---------- TASK INPUT
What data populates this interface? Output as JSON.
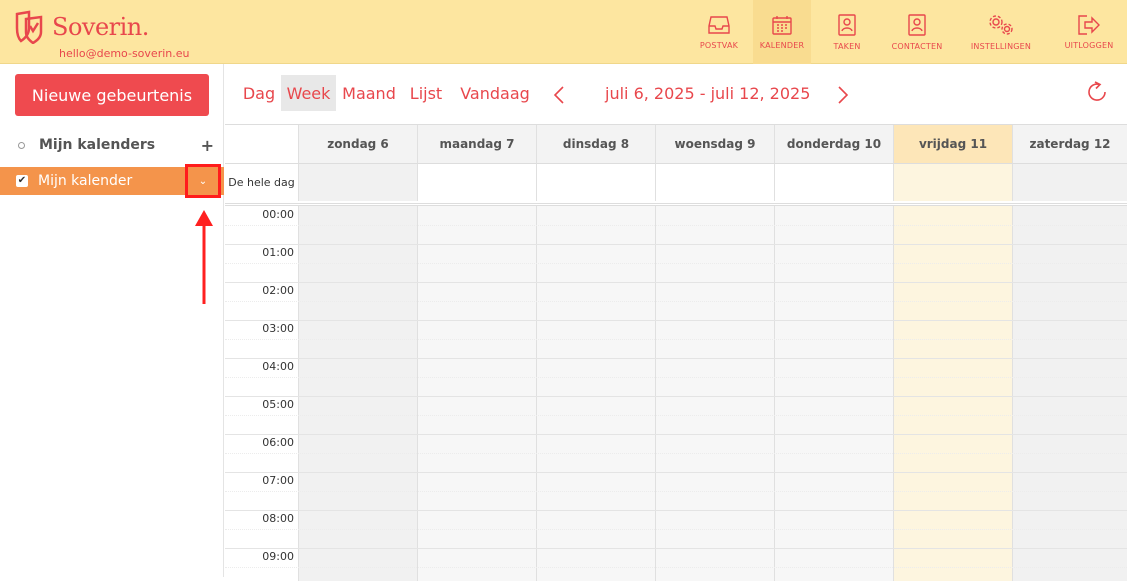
{
  "header": {
    "brand": "Soverin.",
    "email": "hello@demo-soverin.eu",
    "nav": [
      {
        "label": "POSTVAK",
        "icon": "inbox-icon"
      },
      {
        "label": "KALENDER",
        "icon": "calendar-icon",
        "active": true
      },
      {
        "label": "TAKEN",
        "icon": "tasks-icon"
      },
      {
        "label": "CONTACTEN",
        "icon": "contacts-icon"
      },
      {
        "label": "INSTELLINGEN",
        "icon": "settings-icon"
      },
      {
        "label": "UITLOGGEN",
        "icon": "logout-icon"
      }
    ]
  },
  "sidebar": {
    "new_event": "Nieuwe gebeurtenis",
    "my_calendars": "Mijn kalenders",
    "add": "+",
    "calendar_name": "Mijn kalender"
  },
  "toolbar": {
    "views": [
      "Dag",
      "Week",
      "Maand",
      "Lijst"
    ],
    "active_view": "Week",
    "today": "Vandaag",
    "range": "juli 6, 2025 - juli 12, 2025"
  },
  "calendar": {
    "all_day": "De hele dag",
    "days": [
      "zondag 6",
      "maandag 7",
      "dinsdag 8",
      "woensdag 9",
      "donderdag 10",
      "vrijdag 11",
      "zaterdag 12"
    ],
    "today_index": 5,
    "hours": [
      "00:00",
      "01:00",
      "02:00",
      "03:00",
      "04:00",
      "05:00",
      "06:00",
      "07:00",
      "08:00",
      "09:00"
    ]
  },
  "colors": {
    "accent": "#e8474c",
    "header_bg": "#fde6a0",
    "calendar_row": "#f4944b",
    "today_bg": "#fdf5df",
    "weekend_bg": "#f1f1f1",
    "workday_bg": "#f7f7f7"
  }
}
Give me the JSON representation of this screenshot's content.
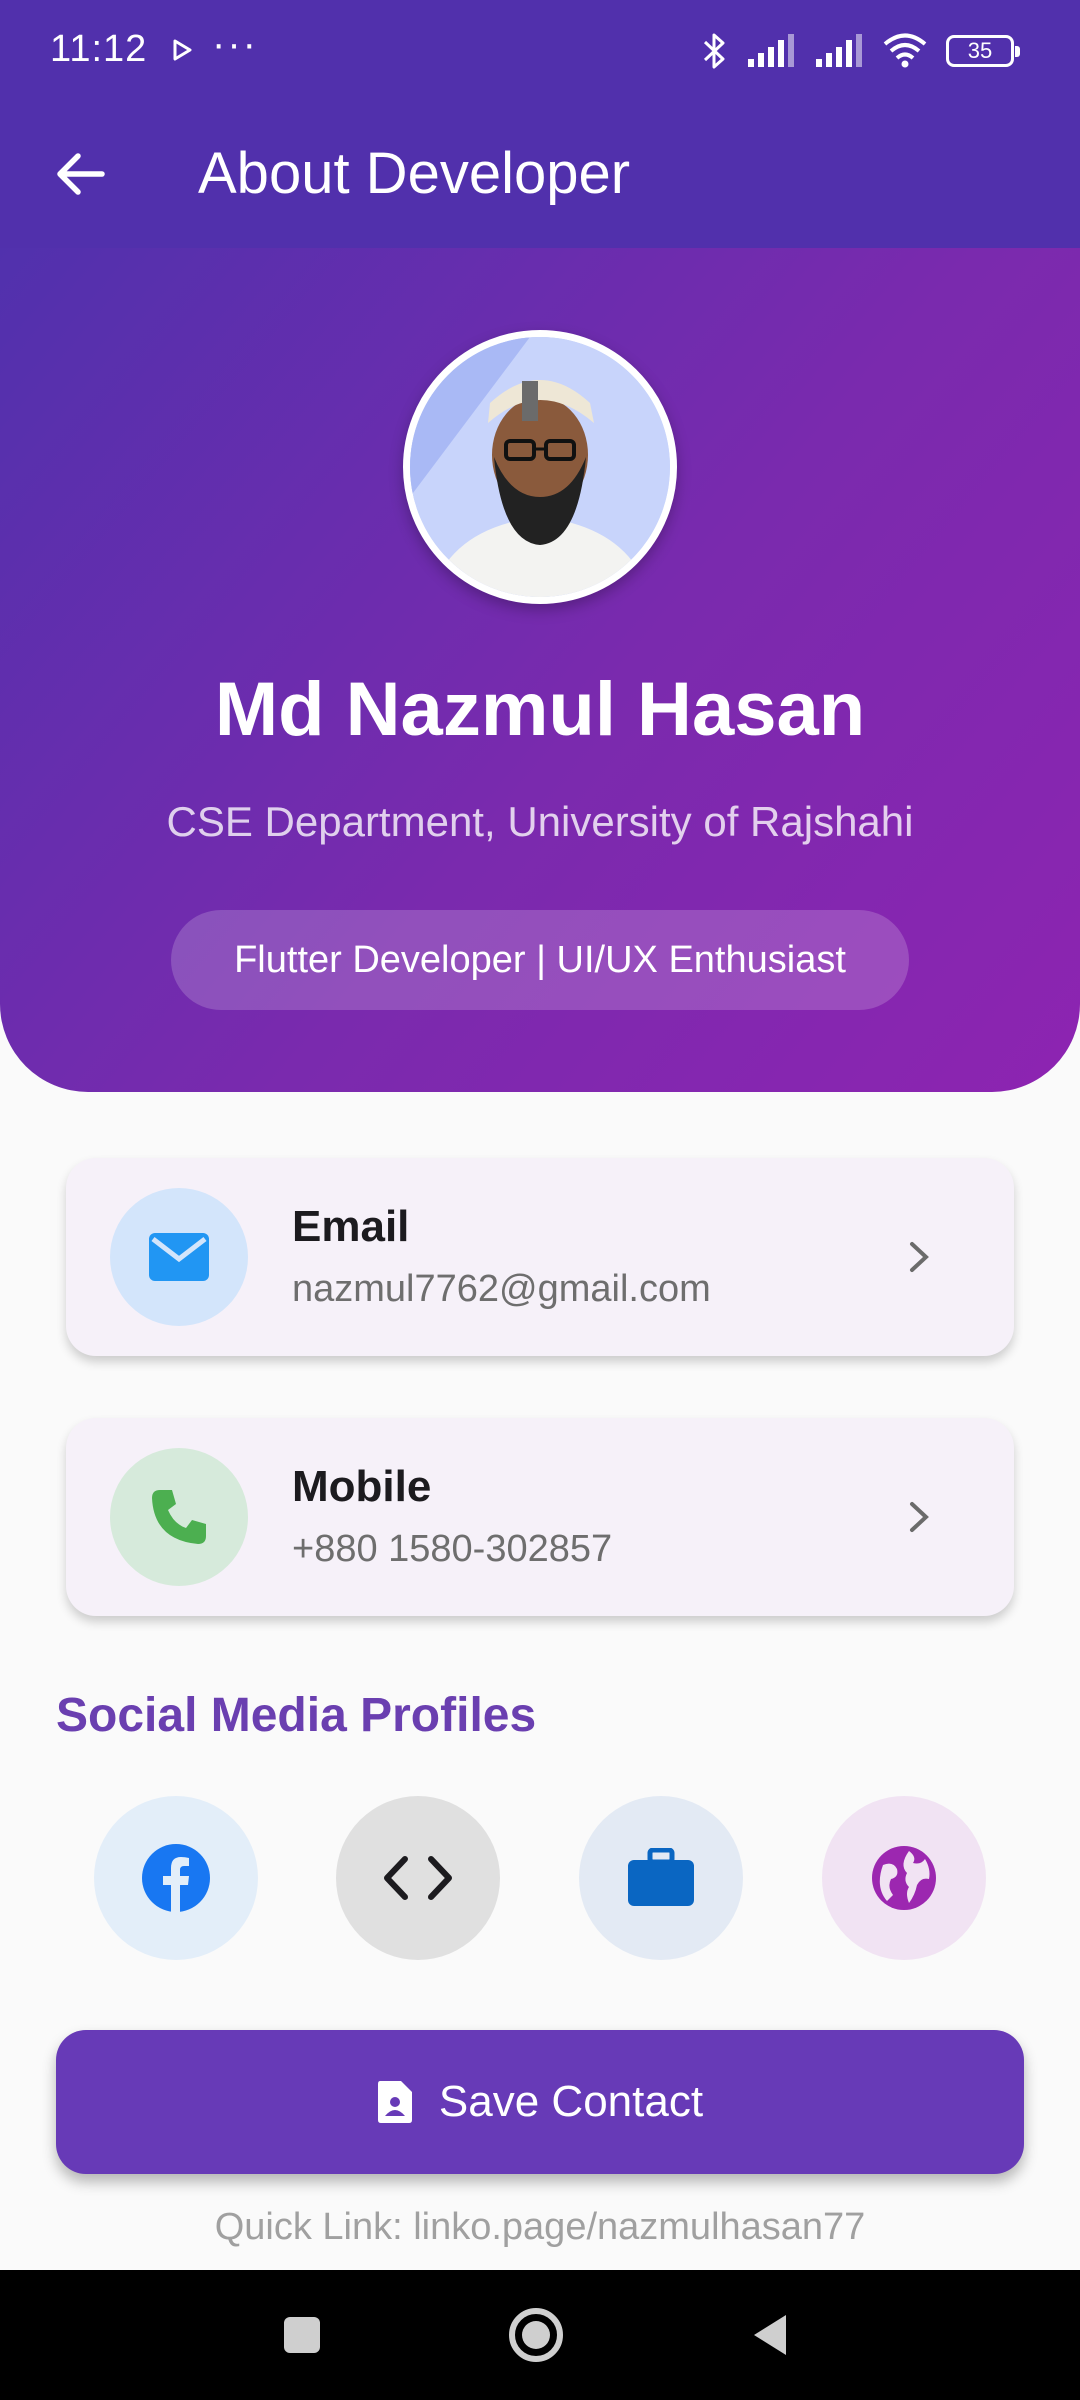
{
  "status_bar": {
    "time": "11:12",
    "battery": "35"
  },
  "app_bar": {
    "title": "About Developer"
  },
  "profile": {
    "name": "Md Nazmul Hasan",
    "department": "CSE Department, University of Rajshahi",
    "tagline": "Flutter Developer | UI/UX Enthusiast"
  },
  "contacts": [
    {
      "label": "Email",
      "value": "nazmul7762@gmail.com",
      "icon": "mail-icon",
      "color": "#2196f3",
      "bg": "#d3e5fb"
    },
    {
      "label": "Mobile",
      "value": "+880 1580-302857",
      "icon": "phone-icon",
      "color": "#4caf50",
      "bg": "#d6eadb"
    }
  ],
  "social": {
    "title": "Social Media Profiles",
    "items": [
      {
        "icon": "facebook-icon",
        "color": "#1877f2",
        "bg": "#e3eef9"
      },
      {
        "icon": "code-icon",
        "color": "#1c1b1f",
        "bg": "#e0e0e0"
      },
      {
        "icon": "briefcase-icon",
        "color": "#0a66c2",
        "bg": "#e3eaf4"
      },
      {
        "icon": "globe-icon",
        "color": "#9c27b0",
        "bg": "#f1e3f3"
      }
    ]
  },
  "actions": {
    "save_label": "Save Contact"
  },
  "footer": {
    "quick_link": "Quick Link: linko.page/nazmulhasan77"
  },
  "colors": {
    "primary": "#673ab7",
    "app_bar": "#5130ac",
    "accent_text": "#6a3fb0"
  }
}
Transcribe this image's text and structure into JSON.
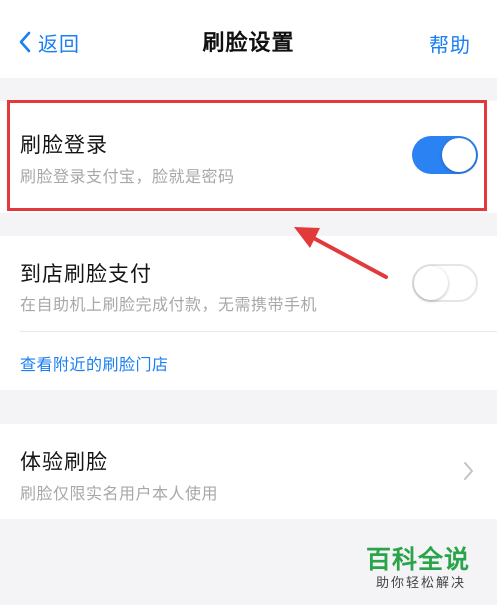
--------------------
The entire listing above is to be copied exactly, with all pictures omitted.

What data populates this interface? Output as JSON.
{
  "header": {
    "brand": "Soverin.",
    "email": "hello@demo-soverin.eu",
    "nav": [
      {
        "label": "POSTVAK",
        "icon": "inbox-icon"
      },
      {
        "label": "KALENDER",
        "icon": "calendar-icon",
        "active": true
      },
      {
        "label": "TAKEN",
        "icon": "tasks-icon"
      },
      {
        "label": "CONTACTEN",
        "icon": "contacts-icon"
      },
      {
        "label": "INSTELLINGEN",
        "icon": "settings-icon"
      },
      {
        "label": "UITLOGGEN",
        "icon": "logout-icon"
      }
    ]
  },
  "sidebar": {
    "new_event": "Nieuwe gebeurtenis",
    "my_calendars": "Mijn kalenders",
    "add": "+",
    "calendar_name": "Mijn kalender"
  },
  "toolbar": {
    "views": [
      "Dag",
      "Week",
      "Maand",
      "Lijst"
    ],
    "active_view": "Week",
    "today": "Vandaag",
    "range": "juli 6, 2025 - juli 12, 2025"
  },
  "calendar": {
    "all_day": "De hele dag",
    "days": [
      "zondag 6",
      "maandag 7",
      "dinsdag 8",
      "woensdag 9",
      "donderdag 10",
      "vrijdag 11",
      "zaterdag 12"
    ],
    "today_index": 5,
    "hours": [
      "00:00",
      "01:00",
      "02:00",
      "03:00",
      "04:00",
      "05:00",
      "06:00",
      "07:00",
      "08:00",
      "09:00"
    ]
  },
  "colors": {
    "accent": "#e8474c",
    "header_bg": "#fde6a0",
    "calendar_row": "#f4944b",
    "today_bg": "#fdf5df",
    "weekend_bg": "#f1f1f1",
    "workday_bg": "#f7f7f7"
  }
}
Give me the JSON representation of this screenshot's content.
{
  "status_bar": {
    "time": "11:12",
    "battery": "35"
  },
  "app_bar": {
    "title": "About Developer"
  },
  "profile": {
    "name": "Md Nazmul Hasan",
    "department": "CSE Department, University of Rajshahi",
    "tagline": "Flutter Developer | UI/UX Enthusiast"
  },
  "contacts": [
    {
      "label": "Email",
      "value": "nazmul7762@gmail.com",
      "icon": "mail-icon",
      "color": "#2196f3",
      "bg": "#d3e5fb"
    },
    {
      "label": "Mobile",
      "value": "+880 1580-302857",
      "icon": "phone-icon",
      "color": "#4caf50",
      "bg": "#d6eadb"
    }
  ],
  "social": {
    "title": "Social Media Profiles",
    "items": [
      {
        "icon": "facebook-icon",
        "color": "#1877f2",
        "bg": "#e3eef9"
      },
      {
        "icon": "code-icon",
        "color": "#1c1b1f",
        "bg": "#e0e0e0"
      },
      {
        "icon": "briefcase-icon",
        "color": "#0a66c2",
        "bg": "#e3eaf4"
      },
      {
        "icon": "globe-icon",
        "color": "#9c27b0",
        "bg": "#f1e3f3"
      }
    ]
  },
  "actions": {
    "save_label": "Save Contact"
  },
  "footer": {
    "quick_link": "Quick Link: linko.page/nazmulhasan77"
  },
  "colors": {
    "primary": "#673ab7",
    "app_bar": "#5130ac",
    "accent_text": "#6a3fb0"
  }
}
Transcribe this image's text and structure into JSON.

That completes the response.